■ What you have to do: Return each line of the data below verbatim; pictures are to be left out.

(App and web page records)

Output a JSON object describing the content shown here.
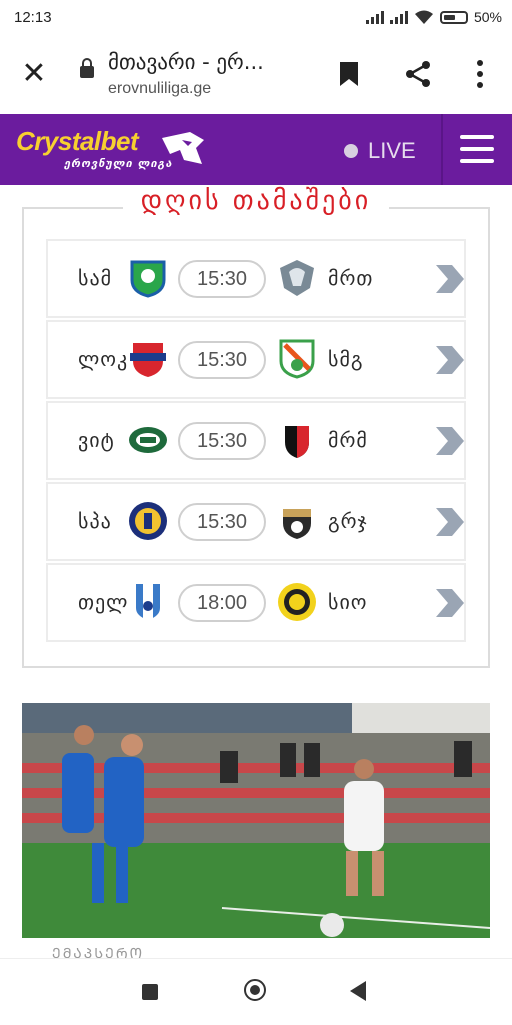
{
  "status_bar": {
    "time": "12:13",
    "battery": "50%"
  },
  "browser": {
    "page_title": "მთავარი - ერ...",
    "url": "erovnuliliga.ge"
  },
  "header": {
    "brand": "Crystalbet",
    "brand_sub": "ეროვნული ლიგა",
    "live_label": "LIVE",
    "brand_color": "#6b1c9e",
    "logo_color": "#f7d030"
  },
  "games": {
    "title": "დღის თამაშები",
    "matches": [
      {
        "home": "სამ",
        "time": "15:30",
        "away": "მრთ"
      },
      {
        "home": "ლოკ",
        "time": "15:30",
        "away": "სმგ"
      },
      {
        "home": "ვიტ",
        "time": "15:30",
        "away": "მრმ"
      },
      {
        "home": "სპა",
        "time": "15:30",
        "away": "გრჯ"
      },
      {
        "home": "თელ",
        "time": "18:00",
        "away": "სიო"
      }
    ]
  },
  "photo": {
    "caption": "ᲔᲛᲐᲞᲡᲔᲠᲝ"
  }
}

■ Answer:
Output a JSON object describing the content shown here.
{
  "status_bar": {
    "time": "12:13",
    "battery": "50%"
  },
  "browser": {
    "page_title": "მთავარი - ერ...",
    "url": "erovnuliliga.ge"
  },
  "header": {
    "brand": "Crystalbet",
    "brand_sub": "ეროვნული ლიგა",
    "live_label": "LIVE",
    "brand_color": "#6b1c9e",
    "logo_color": "#f7d030"
  },
  "games": {
    "title": "დღის თამაშები",
    "matches": [
      {
        "home": "სამ",
        "time": "15:30",
        "away": "მრთ"
      },
      {
        "home": "ლოკ",
        "time": "15:30",
        "away": "სმგ"
      },
      {
        "home": "ვიტ",
        "time": "15:30",
        "away": "მრმ"
      },
      {
        "home": "სპა",
        "time": "15:30",
        "away": "გრჯ"
      },
      {
        "home": "თელ",
        "time": "18:00",
        "away": "სიო"
      }
    ]
  },
  "photo": {
    "caption": "ᲔᲛᲐᲞᲡᲔᲠᲝ"
  }
}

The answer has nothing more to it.